Perhaps this is at the root of the insanity that will commencing in about 32 hours: we rush out to save a buck in order to fulfill the expectations of family and friends a month following. There is no grace in forcing the giving of gifts, just as there is no grace at the checkout line when a customer’s card declines (or when that customer calls the credit card company while in line, demanding, with opprobrium expectant given the day and lack of sleep, to know why the card declined.)
(Poor, poor Mumbai.)
Gratitude, and the open heart from which it comes, leaves me far more emotional than I sometimes care to be. With that, comes a level of authenticity, perhaps even integrity, that otherwise is shrouded by steely intellectual resolve. But graciousness allows me to smile, laugh freely, empathize and even get choked up at the raw force of that which is innocent, pure and or good in the world. To think on these things is, as the book says, covers all of that which is excellent and praise-worthy. It also gets us into a great deal of potential trouble. But gratitude qua gratitude must be worth that risk or else there would be nothing more to the birth of Christ than the importance of the birth of Goethe, Greenberg, Einstein, Stalin, Spinoza or Spielberg. (Or, to a far, far lesser extent, Sirvio.)
So yes, I do strongly advocate for each person to make every day a Thanksgiving of sorts, though perhaps sans cranberry sauce or relish trays. In so doing, let us take pause and consider the great and potentially terrible ramifications grace may have on our emotions. For the warmth of true gratitude and the devastation of the failure to reciprocate in kind are two sides of the same coin. And to love or be gracious is to accept that, sometimes, love or grace will be met with ambivalence.

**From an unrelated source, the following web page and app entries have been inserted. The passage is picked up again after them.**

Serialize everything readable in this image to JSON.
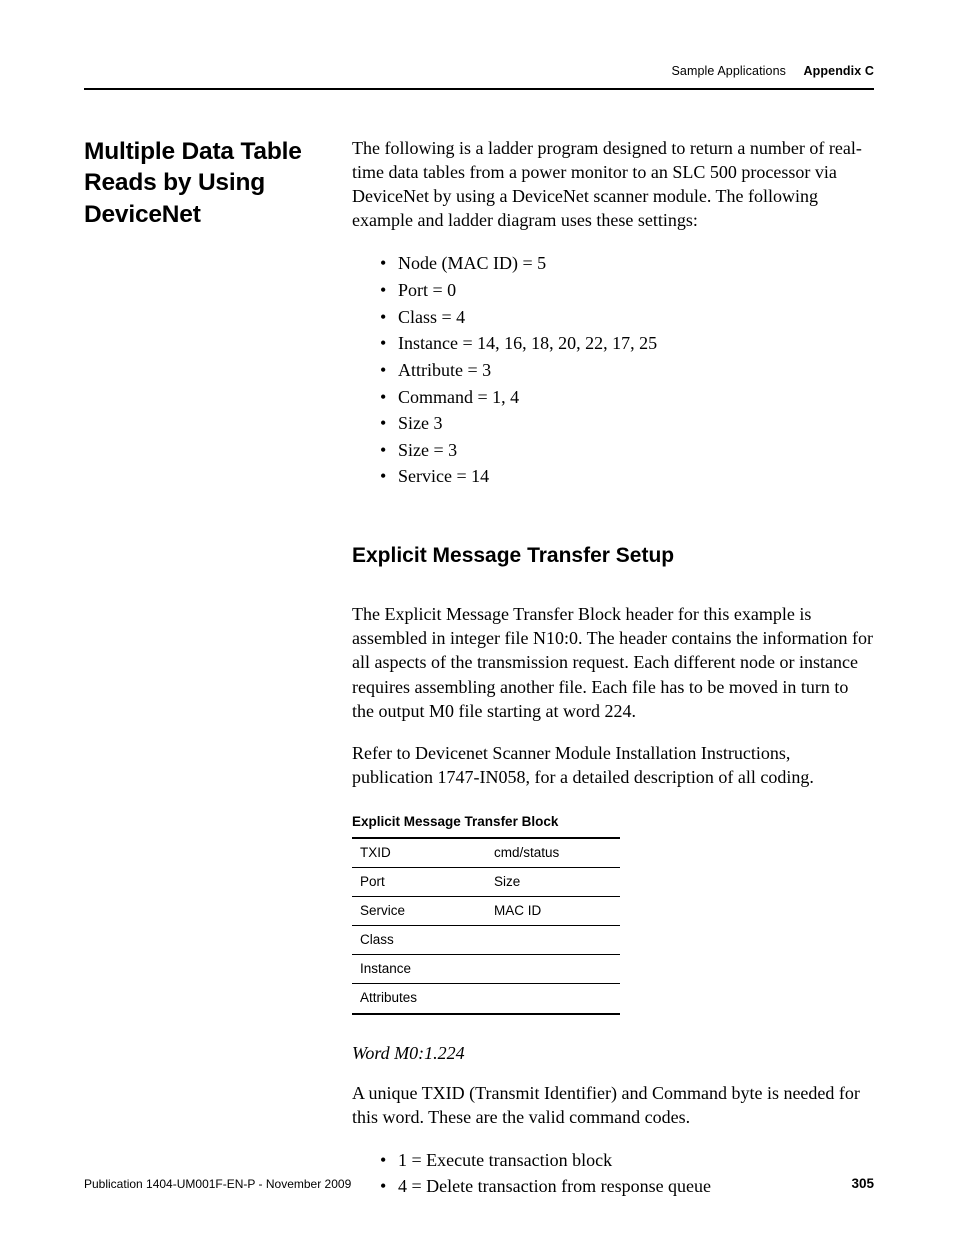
{
  "header": {
    "left": "Sample Applications",
    "right": "Appendix C"
  },
  "sidebar": {
    "title": "Multiple Data Table Reads by Using DeviceNet"
  },
  "intro": "The following is a ladder program designed to return a number of real-time data tables from a power monitor to an SLC 500 processor via DeviceNet by using a DeviceNet scanner module. The following example and ladder diagram uses these settings:",
  "settings": [
    "Node (MAC ID) = 5",
    "Port = 0",
    "Class = 4",
    "Instance = 14, 16, 18, 20, 22, 17, 25",
    "Attribute = 3",
    "Command = 1, 4",
    "Size 3",
    "Size = 3",
    "Service = 14"
  ],
  "sub1": {
    "heading": "Explicit Message Transfer Setup",
    "p1": "The Explicit Message Transfer Block header for this example is assembled in integer file N10:0. The header contains the information for all aspects of the transmission request. Each different node or instance requires assembling another file. Each file has to be moved in turn to the output M0 file starting at word 224.",
    "p2": "Refer to Devicenet Scanner Module Installation Instructions, publication 1747-IN058, for a detailed description of all coding."
  },
  "table": {
    "title": "Explicit Message Transfer Block",
    "rows": [
      {
        "l": "TXID",
        "r": "cmd/status"
      },
      {
        "l": "Port",
        "r": "Size"
      },
      {
        "l": "Service",
        "r": "MAC ID"
      },
      {
        "full": "Class"
      },
      {
        "full": "Instance"
      },
      {
        "full": "Attributes"
      }
    ]
  },
  "word": {
    "heading": "Word M0:1.224",
    "p": "A unique TXID (Transmit Identifier) and Command byte is needed for this word. These are the valid command codes.",
    "codes": [
      "1 = Execute transaction block",
      "4 = Delete transaction from response queue"
    ]
  },
  "footer": {
    "pub": "Publication 1404-UM001F-EN-P - November 2009",
    "page": "305"
  }
}
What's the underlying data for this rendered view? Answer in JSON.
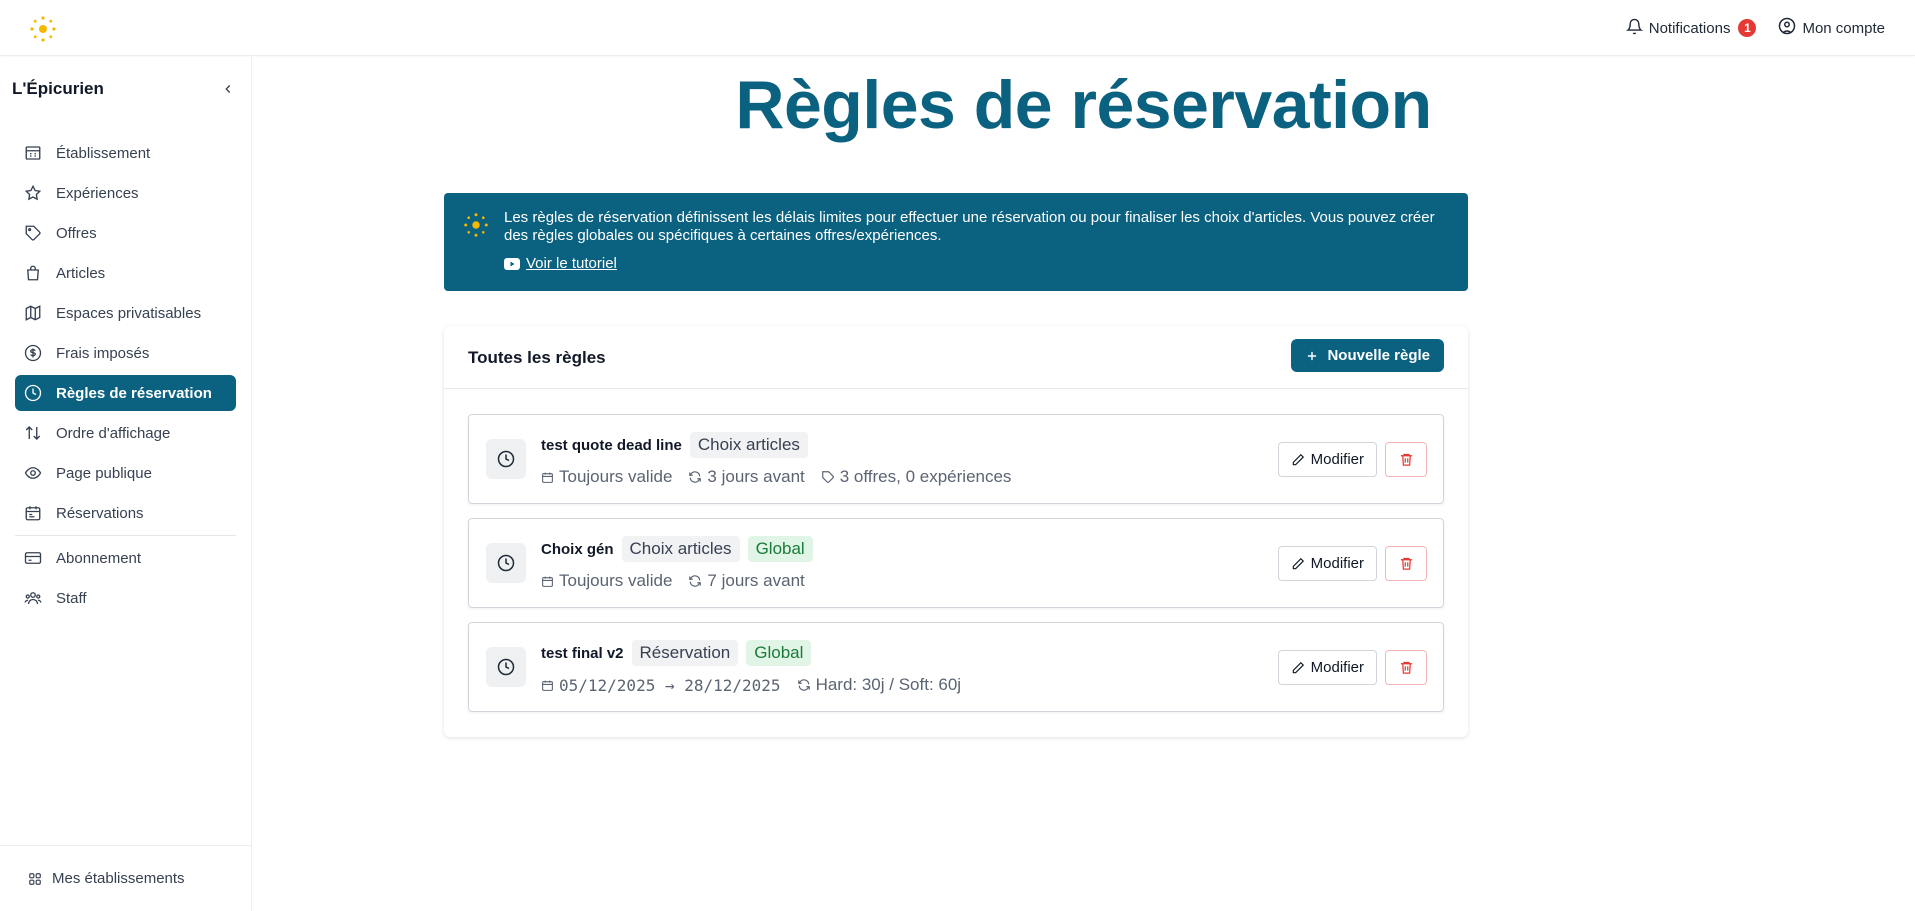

I think the potential returns justify the investment.
Be safe, be good, be gracious. Again, happy Thanksgiving.